Assignment:
Where a picture shows up in the listing below, omit it and output the rest exactly.

Supplied data:
__________

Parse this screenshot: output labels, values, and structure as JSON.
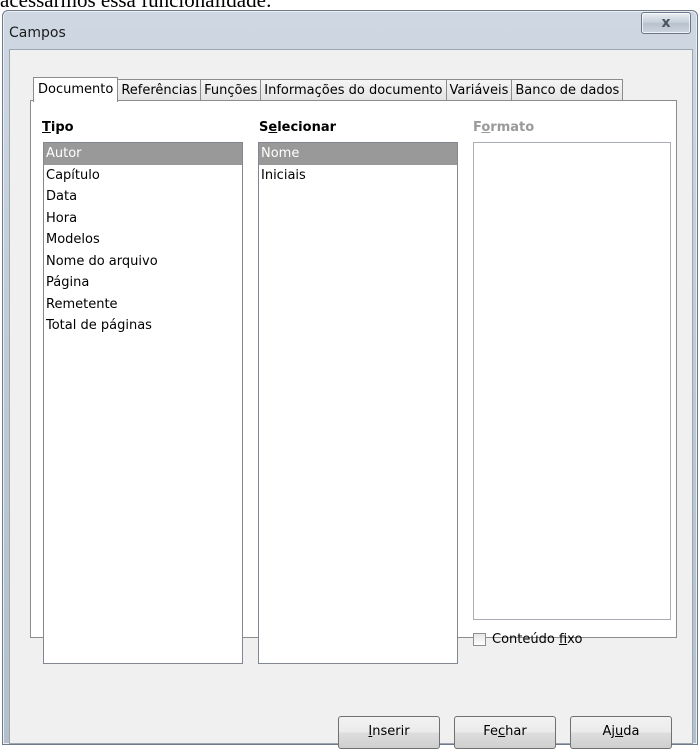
{
  "background": {
    "caption": "acessarmos essa funcionalidade:"
  },
  "window": {
    "title": "Campos",
    "close_glyph": "x"
  },
  "tabs": [
    {
      "label": "Documento",
      "active": true
    },
    {
      "label": "Referências",
      "active": false
    },
    {
      "label": "Funções",
      "active": false
    },
    {
      "label": "Informações do documento",
      "active": false
    },
    {
      "label": "Variáveis",
      "active": false
    },
    {
      "label": "Banco de dados",
      "active": false
    }
  ],
  "tipo": {
    "label": "Tipo",
    "items": [
      "Autor",
      "Capítulo",
      "Data",
      "Hora",
      "Modelos",
      "Nome do arquivo",
      "Página",
      "Remetente",
      "Total de páginas"
    ],
    "selected": "Autor"
  },
  "selecionar": {
    "label": "Selecionar",
    "items": [
      "Nome",
      "Iniciais"
    ],
    "selected": "Nome"
  },
  "formato": {
    "label": "Formato",
    "enabled": false,
    "items": []
  },
  "fixed_content": {
    "label": "Conteúdo fixo",
    "checked": false
  },
  "buttons": {
    "insert": "Inserir",
    "close": "Fechar",
    "help": "Ajuda"
  },
  "colors": {
    "selection": "#999999",
    "disabled_text": "#9a9a9a",
    "dialog_bg": "#f0f0f0"
  }
}
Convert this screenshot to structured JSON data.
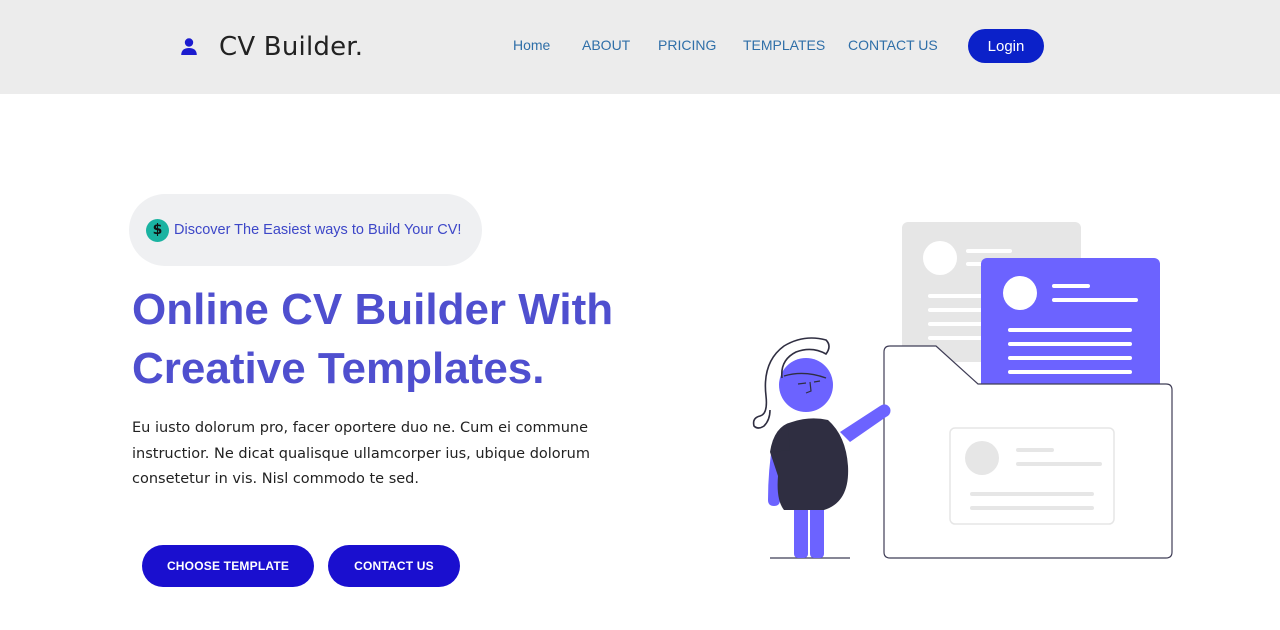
{
  "header": {
    "brand": "CV Builder.",
    "brand_icon": "user-icon",
    "nav": [
      {
        "label": "Home"
      },
      {
        "label": "ABOUT"
      },
      {
        "label": "PRICING"
      },
      {
        "label": "TEMPLATES"
      },
      {
        "label": "CONTACT US"
      }
    ],
    "login_label": "Login"
  },
  "hero": {
    "badge_icon": "dollar-icon",
    "badge_text": "Discover The Easiest ways to Build Your CV!",
    "title_line1": "Online CV Builder With",
    "title_line2": "Creative Templates.",
    "body": "Eu iusto dolorum pro, facer oportere duo ne. Cum ei commune instructior. Ne dicat qualisque ullamcorper ius, ubique dolorum consetetur in vis. Nisl commodo te sed.",
    "buttons": {
      "choose_template": "CHOOSE TEMPLATE",
      "contact_us": "CONTACT US"
    }
  },
  "colors": {
    "accent": "#0b21c9",
    "title": "#4f4fcf",
    "nav_link": "#2f6fa8",
    "illustration_purple": "#6c63ff",
    "header_bg": "#ececec"
  }
}
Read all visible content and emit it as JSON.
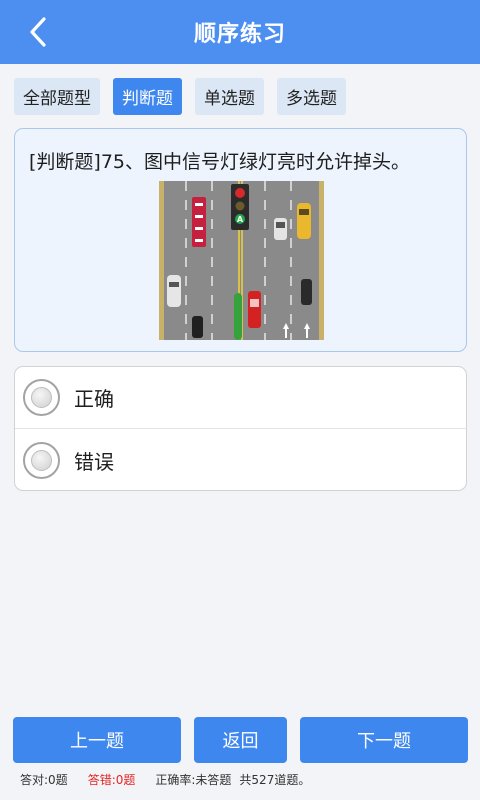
{
  "header": {
    "title": "顺序练习",
    "back_icon": "chevron-left-icon"
  },
  "filters": [
    {
      "label": "全部题型",
      "active": false
    },
    {
      "label": "判断题",
      "active": true
    },
    {
      "label": "单选题",
      "active": false
    },
    {
      "label": "多选题",
      "active": false
    }
  ],
  "question": {
    "text": "[判断题]75、图中信号灯绿灯亮时允许掉头。",
    "signal_arrow": "A"
  },
  "options": [
    {
      "label": "正确"
    },
    {
      "label": "错误"
    }
  ],
  "buttons": {
    "prev": "上一题",
    "back": "返回",
    "next": "下一题"
  },
  "stats": {
    "correct": "答对:0题",
    "wrong": "答错:0题",
    "rate": "正确率:未答题",
    "total": "共527道题。"
  },
  "colors": {
    "header": "#4d8ff0",
    "accent": "#3e87ef",
    "wrong": "#e32626"
  }
}
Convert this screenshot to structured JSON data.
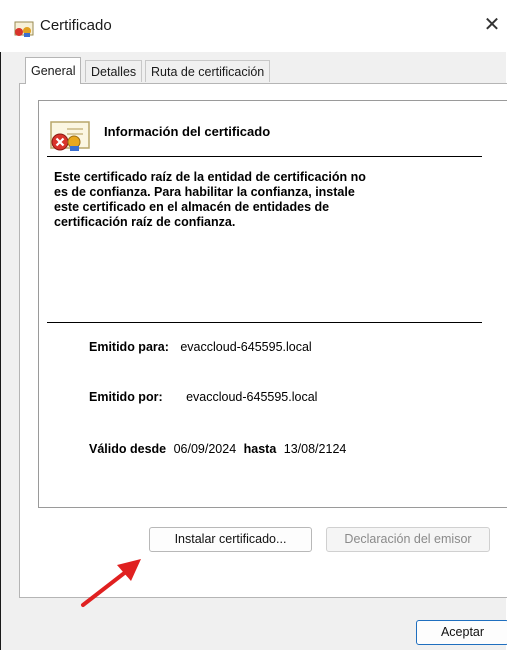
{
  "window": {
    "title": "Certificado",
    "close_glyph": "✕"
  },
  "tabs": [
    {
      "label": "General",
      "active": true
    },
    {
      "label": "Detalles",
      "active": false
    },
    {
      "label": "Ruta de certificación",
      "active": false
    }
  ],
  "info": {
    "heading": "Información del certificado",
    "message_lines": [
      "Este certificado raíz de la entidad de certificación no",
      "es de confianza. Para habilitar la confianza, instale",
      "este certificado en el almacén de entidades de",
      "certificación raíz de confianza."
    ],
    "issued_to_label": "Emitido para:",
    "issued_to_value": "evaccloud-645595.local",
    "issued_by_label": "Emitido por:",
    "issued_by_value": "evaccloud-645595.local",
    "valid_from_label": "Válido desde",
    "valid_from_value": "06/09/2024",
    "valid_to_label": "hasta",
    "valid_to_value": "13/08/2124"
  },
  "buttons": {
    "install": "Instalar certificado...",
    "issuer_statement": "Declaración del emisor",
    "ok": "Aceptar"
  },
  "colors": {
    "annotation_arrow": "#e02020",
    "ok_border": "#1f6fbf"
  },
  "icons": {
    "title": "certificate-icon",
    "info": "certificate-error-icon",
    "annotation": "red-arrow-icon"
  }
}
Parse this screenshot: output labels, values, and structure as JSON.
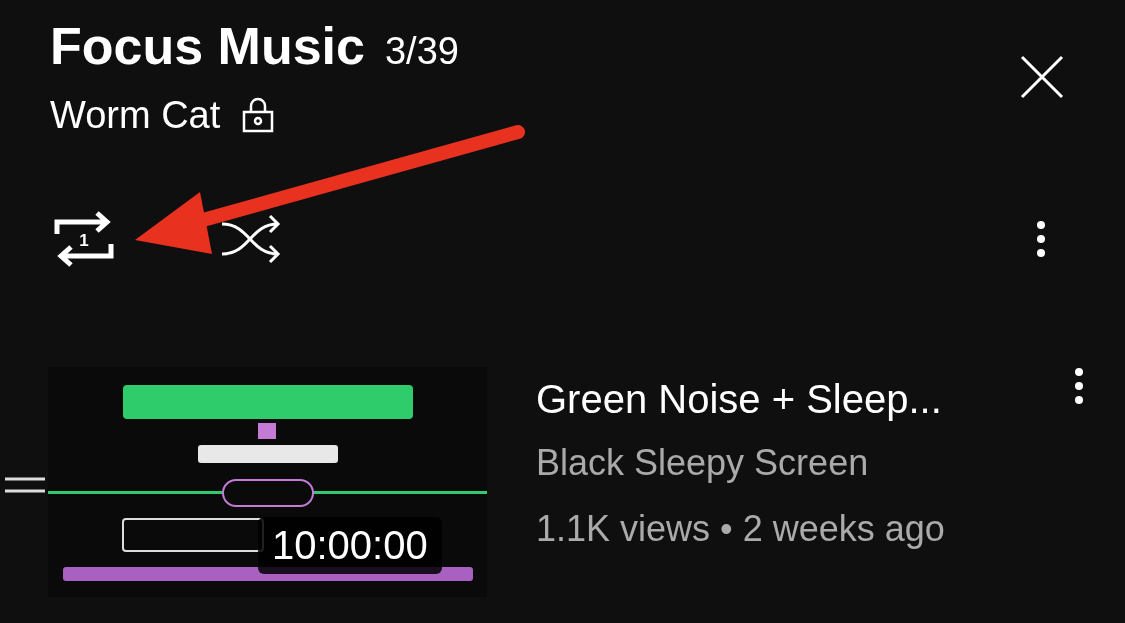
{
  "header": {
    "title": "Focus Music",
    "position": "3/39",
    "channel": "Worm Cat"
  },
  "controls": {
    "repeat_label": "1"
  },
  "videos": [
    {
      "title": "Green Noise + Sleep...",
      "channel": "Black Sleepy Screen",
      "meta": "1.1K views • 2 weeks ago",
      "duration": "10:00:00",
      "kind": "picture"
    }
  ]
}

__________

Task output:
Parse this screenshot: output labels, values, and structure as JSON.
{
  "background": {
    "caption": "acessarmos essa funcionalidade:"
  },
  "window": {
    "title": "Campos",
    "close_glyph": "x"
  },
  "tabs": [
    {
      "label": "Documento",
      "active": true
    },
    {
      "label": "Referências",
      "active": false
    },
    {
      "label": "Funções",
      "active": false
    },
    {
      "label": "Informações do documento",
      "active": false
    },
    {
      "label": "Variáveis",
      "active": false
    },
    {
      "label": "Banco de dados",
      "active": false
    }
  ],
  "tipo": {
    "label": "Tipo",
    "items": [
      "Autor",
      "Capítulo",
      "Data",
      "Hora",
      "Modelos",
      "Nome do arquivo",
      "Página",
      "Remetente",
      "Total de páginas"
    ],
    "selected": "Autor"
  },
  "selecionar": {
    "label": "Selecionar",
    "items": [
      "Nome",
      "Iniciais"
    ],
    "selected": "Nome"
  },
  "formato": {
    "label": "Formato",
    "enabled": false,
    "items": []
  },
  "fixed_content": {
    "label": "Conteúdo fixo",
    "checked": false
  },
  "buttons": {
    "insert": "Inserir",
    "close": "Fechar",
    "help": "Ajuda"
  },
  "colors": {
    "selection": "#999999",
    "disabled_text": "#9a9a9a",
    "dialog_bg": "#f0f0f0"
  }
}
Convert this screenshot to structured JSON data.
{
  "header": {
    "brand": "CV Builder.",
    "brand_icon": "user-icon",
    "nav": [
      {
        "label": "Home"
      },
      {
        "label": "ABOUT"
      },
      {
        "label": "PRICING"
      },
      {
        "label": "TEMPLATES"
      },
      {
        "label": "CONTACT US"
      }
    ],
    "login_label": "Login"
  },
  "hero": {
    "badge_icon": "dollar-icon",
    "badge_text": "Discover The Easiest ways to Build Your CV!",
    "title_line1": "Online CV Builder With",
    "title_line2": "Creative Templates.",
    "body": "Eu iusto dolorum pro, facer oportere duo ne. Cum ei commune instructior. Ne dicat qualisque ullamcorper ius, ubique dolorum consetetur in vis. Nisl commodo te sed.",
    "buttons": {
      "choose_template": "CHOOSE TEMPLATE",
      "contact_us": "CONTACT US"
    }
  },
  "colors": {
    "accent": "#0b21c9",
    "title": "#4f4fcf",
    "nav_link": "#2f6fa8",
    "illustration_purple": "#6c63ff",
    "header_bg": "#ececec"
  }
}
Read all visible content and emit it as JSON.
{
  "header": {
    "title": "顺序练习",
    "back_icon": "chevron-left-icon"
  },
  "filters": [
    {
      "label": "全部题型",
      "active": false
    },
    {
      "label": "判断题",
      "active": true
    },
    {
      "label": "单选题",
      "active": false
    },
    {
      "label": "多选题",
      "active": false
    }
  ],
  "question": {
    "text": "[判断题]75、图中信号灯绿灯亮时允许掉头。",
    "signal_arrow": "A"
  },
  "options": [
    {
      "label": "正确"
    },
    {
      "label": "错误"
    }
  ],
  "buttons": {
    "prev": "上一题",
    "back": "返回",
    "next": "下一题"
  },
  "stats": {
    "correct": "答对:0题",
    "wrong": "答错:0题",
    "rate": "正确率:未答题",
    "total": "共527道题。"
  },
  "colors": {
    "header": "#4d8ff0",
    "accent": "#3e87ef",
    "wrong": "#e32626"
  }
}
Convert this screenshot to structured JSON data.
{
  "window": {
    "title": "Certificado",
    "close_glyph": "✕"
  },
  "tabs": [
    {
      "label": "General",
      "active": true
    },
    {
      "label": "Detalles",
      "active": false
    },
    {
      "label": "Ruta de certificación",
      "active": false
    }
  ],
  "info": {
    "heading": "Información del certificado",
    "message_lines": [
      "Este certificado raíz de la entidad de certificación no",
      "es de confianza. Para habilitar la confianza, instale",
      "este certificado en el almacén de entidades de",
      "certificación raíz de confianza."
    ],
    "issued_to_label": "Emitido para:",
    "issued_to_value": "evaccloud-645595.local",
    "issued_by_label": "Emitido por:",
    "issued_by_value": "evaccloud-645595.local",
    "valid_from_label": "Válido desde",
    "valid_from_value": "06/09/2024",
    "valid_to_label": "hasta",
    "valid_to_value": "13/08/2124"
  },
  "buttons": {
    "install": "Instalar certificado...",
    "issuer_statement": "Declaración del emisor",
    "ok": "Aceptar"
  },
  "colors": {
    "annotation_arrow": "#e02020",
    "ok_border": "#1f6fbf"
  },
  "icons": {
    "title": "certificate-icon",
    "info": "certificate-error-icon",
    "annotation": "red-arrow-icon"
  }
}
Parse this screenshot: output labels, values, and structure as JSON.
{
  "header": {
    "title": "Focus Music",
    "position": "3/39",
    "channel": "Worm Cat"
  },
  "controls": {
    "repeat_label": "1"
  },
  "videos": [
    {
      "title": "Green Noise + Sleep...",
      "channel": "Black Sleepy Screen",
      "meta": "1.1K views • 2 weeks ago",
      "duration": "10:00:00",
      "kind": "picture"
    }
  ]
}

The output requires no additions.